• _Your task_:
State how many lines in these records contain the word "green", and nothing else.

______

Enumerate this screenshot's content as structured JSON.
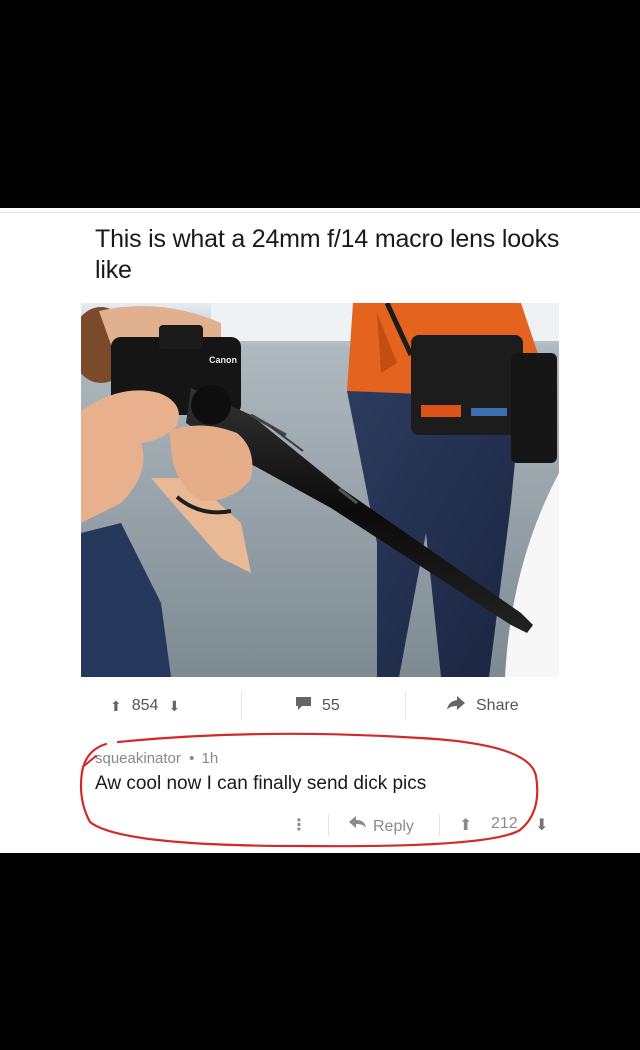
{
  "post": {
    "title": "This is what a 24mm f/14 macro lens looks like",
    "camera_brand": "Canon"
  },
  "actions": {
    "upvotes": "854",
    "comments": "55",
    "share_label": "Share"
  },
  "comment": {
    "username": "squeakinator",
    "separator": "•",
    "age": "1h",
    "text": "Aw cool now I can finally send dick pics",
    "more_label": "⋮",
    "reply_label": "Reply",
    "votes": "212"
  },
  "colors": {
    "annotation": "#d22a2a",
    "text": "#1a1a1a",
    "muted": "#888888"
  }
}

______

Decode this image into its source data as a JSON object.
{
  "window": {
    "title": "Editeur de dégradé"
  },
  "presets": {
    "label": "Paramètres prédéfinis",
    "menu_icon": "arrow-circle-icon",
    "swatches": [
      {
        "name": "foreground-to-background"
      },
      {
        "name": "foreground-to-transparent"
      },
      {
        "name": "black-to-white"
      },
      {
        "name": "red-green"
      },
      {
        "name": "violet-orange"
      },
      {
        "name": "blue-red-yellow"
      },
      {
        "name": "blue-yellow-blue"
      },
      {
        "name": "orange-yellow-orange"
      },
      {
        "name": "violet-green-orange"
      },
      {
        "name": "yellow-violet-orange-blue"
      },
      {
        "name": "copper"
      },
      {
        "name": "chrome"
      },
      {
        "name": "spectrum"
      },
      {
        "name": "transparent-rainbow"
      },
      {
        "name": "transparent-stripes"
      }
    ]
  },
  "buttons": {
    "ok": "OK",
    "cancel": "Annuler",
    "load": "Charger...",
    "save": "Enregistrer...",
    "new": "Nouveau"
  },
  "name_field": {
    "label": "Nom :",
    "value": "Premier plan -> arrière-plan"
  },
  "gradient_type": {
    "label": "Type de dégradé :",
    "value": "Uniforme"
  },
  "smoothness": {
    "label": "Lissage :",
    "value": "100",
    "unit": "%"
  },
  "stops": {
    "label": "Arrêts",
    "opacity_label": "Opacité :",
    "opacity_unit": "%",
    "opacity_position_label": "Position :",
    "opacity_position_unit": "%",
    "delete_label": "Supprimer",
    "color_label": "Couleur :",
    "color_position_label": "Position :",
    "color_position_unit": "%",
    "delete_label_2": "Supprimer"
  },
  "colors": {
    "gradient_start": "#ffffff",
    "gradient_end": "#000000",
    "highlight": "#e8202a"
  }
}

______

• _Reply_:
2